Give the number of lines that contain "description" in the listing, and write nothing else.
━━ RECORDS SUPPLIED
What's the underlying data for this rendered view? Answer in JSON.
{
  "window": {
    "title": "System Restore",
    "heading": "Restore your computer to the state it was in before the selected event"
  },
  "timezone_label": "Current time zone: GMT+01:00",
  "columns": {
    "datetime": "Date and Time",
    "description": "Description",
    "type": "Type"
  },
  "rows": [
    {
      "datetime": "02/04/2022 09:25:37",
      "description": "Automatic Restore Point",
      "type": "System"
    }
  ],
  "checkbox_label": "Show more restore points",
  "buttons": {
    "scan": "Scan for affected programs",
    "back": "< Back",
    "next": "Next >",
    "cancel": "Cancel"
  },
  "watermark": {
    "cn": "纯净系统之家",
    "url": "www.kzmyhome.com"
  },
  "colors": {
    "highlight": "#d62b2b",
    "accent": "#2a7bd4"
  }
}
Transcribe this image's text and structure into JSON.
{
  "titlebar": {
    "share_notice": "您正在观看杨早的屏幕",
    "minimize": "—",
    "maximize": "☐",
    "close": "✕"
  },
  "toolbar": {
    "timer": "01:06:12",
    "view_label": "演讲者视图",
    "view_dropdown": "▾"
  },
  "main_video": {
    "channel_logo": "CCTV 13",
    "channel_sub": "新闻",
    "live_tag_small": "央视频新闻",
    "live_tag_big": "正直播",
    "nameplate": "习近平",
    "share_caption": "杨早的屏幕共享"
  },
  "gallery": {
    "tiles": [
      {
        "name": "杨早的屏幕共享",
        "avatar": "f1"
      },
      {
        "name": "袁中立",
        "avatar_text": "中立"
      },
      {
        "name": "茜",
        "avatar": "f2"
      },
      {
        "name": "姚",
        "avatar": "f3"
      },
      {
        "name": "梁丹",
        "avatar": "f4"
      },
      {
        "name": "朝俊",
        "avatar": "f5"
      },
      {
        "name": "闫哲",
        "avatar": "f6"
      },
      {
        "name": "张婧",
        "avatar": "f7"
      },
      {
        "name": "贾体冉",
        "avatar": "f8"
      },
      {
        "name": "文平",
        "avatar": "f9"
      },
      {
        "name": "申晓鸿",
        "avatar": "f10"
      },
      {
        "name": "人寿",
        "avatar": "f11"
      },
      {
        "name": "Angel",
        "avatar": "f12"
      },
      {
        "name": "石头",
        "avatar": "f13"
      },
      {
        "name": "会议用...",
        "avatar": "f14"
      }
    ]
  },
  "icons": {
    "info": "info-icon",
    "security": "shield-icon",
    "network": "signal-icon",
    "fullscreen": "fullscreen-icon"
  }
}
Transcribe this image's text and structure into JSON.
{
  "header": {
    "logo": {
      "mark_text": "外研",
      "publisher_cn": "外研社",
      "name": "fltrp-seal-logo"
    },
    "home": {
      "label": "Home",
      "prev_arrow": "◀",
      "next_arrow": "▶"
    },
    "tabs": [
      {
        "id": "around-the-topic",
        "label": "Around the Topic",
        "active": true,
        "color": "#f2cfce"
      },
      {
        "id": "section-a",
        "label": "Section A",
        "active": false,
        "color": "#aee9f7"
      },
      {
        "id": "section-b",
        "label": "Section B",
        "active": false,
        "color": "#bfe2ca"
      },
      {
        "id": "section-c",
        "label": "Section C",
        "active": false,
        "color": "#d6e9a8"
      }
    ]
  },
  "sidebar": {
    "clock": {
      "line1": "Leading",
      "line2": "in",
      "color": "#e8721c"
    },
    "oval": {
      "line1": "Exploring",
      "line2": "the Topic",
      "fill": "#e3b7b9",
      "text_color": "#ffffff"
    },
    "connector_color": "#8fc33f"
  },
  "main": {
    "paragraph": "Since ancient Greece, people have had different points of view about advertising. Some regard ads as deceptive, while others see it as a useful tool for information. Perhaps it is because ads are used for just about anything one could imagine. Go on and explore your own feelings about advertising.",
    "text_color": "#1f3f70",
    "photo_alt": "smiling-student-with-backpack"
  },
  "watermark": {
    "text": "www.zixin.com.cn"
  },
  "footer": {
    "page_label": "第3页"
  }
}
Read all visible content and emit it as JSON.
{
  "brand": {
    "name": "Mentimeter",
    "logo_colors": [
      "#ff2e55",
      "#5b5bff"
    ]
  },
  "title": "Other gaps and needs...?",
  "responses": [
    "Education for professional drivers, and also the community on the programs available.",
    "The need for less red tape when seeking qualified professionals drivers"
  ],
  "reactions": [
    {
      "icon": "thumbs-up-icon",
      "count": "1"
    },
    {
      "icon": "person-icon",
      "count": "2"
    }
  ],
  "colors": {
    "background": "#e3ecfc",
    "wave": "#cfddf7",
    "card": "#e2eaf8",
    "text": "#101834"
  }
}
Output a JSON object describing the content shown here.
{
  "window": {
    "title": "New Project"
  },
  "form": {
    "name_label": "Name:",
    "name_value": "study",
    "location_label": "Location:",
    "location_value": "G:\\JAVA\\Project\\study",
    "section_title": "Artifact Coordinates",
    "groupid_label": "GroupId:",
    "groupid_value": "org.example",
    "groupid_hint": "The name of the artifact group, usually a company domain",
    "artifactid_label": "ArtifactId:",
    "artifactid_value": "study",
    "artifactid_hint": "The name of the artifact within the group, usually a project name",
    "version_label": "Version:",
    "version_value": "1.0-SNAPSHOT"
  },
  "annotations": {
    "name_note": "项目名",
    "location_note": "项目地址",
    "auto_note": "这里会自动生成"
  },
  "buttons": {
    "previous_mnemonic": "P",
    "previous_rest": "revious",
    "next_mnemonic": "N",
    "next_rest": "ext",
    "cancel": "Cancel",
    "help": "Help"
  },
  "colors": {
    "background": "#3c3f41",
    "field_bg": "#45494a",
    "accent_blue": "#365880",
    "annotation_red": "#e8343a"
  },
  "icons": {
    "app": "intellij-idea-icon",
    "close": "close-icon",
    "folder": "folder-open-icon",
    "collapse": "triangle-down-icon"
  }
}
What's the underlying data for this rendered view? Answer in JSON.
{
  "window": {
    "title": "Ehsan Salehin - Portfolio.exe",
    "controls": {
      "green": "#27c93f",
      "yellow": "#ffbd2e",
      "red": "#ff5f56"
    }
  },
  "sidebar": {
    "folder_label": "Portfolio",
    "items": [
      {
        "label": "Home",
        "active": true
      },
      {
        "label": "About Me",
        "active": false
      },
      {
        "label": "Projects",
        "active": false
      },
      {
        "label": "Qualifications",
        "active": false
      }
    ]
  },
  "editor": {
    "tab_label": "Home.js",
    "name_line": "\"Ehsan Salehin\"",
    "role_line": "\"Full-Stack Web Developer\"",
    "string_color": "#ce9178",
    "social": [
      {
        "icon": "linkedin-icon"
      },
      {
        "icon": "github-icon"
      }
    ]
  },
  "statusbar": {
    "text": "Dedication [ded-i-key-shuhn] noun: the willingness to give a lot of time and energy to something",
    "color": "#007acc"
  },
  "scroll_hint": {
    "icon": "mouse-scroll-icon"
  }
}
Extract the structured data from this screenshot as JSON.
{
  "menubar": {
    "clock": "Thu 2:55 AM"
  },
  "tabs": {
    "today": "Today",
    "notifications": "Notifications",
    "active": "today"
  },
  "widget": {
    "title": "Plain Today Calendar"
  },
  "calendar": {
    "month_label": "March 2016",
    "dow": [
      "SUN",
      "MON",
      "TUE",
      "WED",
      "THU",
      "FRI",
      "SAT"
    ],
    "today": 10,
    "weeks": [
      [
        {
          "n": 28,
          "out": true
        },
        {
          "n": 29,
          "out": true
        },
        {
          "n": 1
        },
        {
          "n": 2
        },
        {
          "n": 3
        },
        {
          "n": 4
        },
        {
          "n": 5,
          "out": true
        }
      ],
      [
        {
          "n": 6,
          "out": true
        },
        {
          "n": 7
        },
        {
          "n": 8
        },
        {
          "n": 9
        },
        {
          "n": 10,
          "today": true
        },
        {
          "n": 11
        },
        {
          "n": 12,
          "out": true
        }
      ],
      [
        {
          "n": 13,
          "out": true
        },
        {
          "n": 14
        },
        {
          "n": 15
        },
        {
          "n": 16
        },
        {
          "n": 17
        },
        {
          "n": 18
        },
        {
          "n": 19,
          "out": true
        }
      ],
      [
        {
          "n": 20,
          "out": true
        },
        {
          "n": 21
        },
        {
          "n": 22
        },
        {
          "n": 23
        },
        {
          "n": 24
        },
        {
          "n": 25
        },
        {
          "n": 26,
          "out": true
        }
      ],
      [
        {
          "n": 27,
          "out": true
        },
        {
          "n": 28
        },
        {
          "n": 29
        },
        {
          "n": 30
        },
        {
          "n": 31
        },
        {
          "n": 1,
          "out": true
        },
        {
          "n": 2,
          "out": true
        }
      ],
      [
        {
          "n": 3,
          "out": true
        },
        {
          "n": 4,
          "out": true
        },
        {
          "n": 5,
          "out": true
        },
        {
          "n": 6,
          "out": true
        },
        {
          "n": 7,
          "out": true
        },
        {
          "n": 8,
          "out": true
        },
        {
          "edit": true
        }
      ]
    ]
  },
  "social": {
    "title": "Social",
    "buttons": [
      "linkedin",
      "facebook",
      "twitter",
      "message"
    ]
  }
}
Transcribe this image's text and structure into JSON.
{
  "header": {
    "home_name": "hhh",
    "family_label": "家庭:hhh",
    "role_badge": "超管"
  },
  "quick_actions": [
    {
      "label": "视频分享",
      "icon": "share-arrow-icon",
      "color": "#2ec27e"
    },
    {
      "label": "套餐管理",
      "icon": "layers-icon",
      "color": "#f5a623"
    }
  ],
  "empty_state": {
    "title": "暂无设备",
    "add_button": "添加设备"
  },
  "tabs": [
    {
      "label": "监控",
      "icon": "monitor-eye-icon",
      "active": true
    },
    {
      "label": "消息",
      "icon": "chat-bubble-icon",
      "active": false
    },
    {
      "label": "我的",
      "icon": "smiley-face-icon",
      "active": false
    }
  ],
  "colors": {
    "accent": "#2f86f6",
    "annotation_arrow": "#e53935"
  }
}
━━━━
WRITTEN ANSWER: 2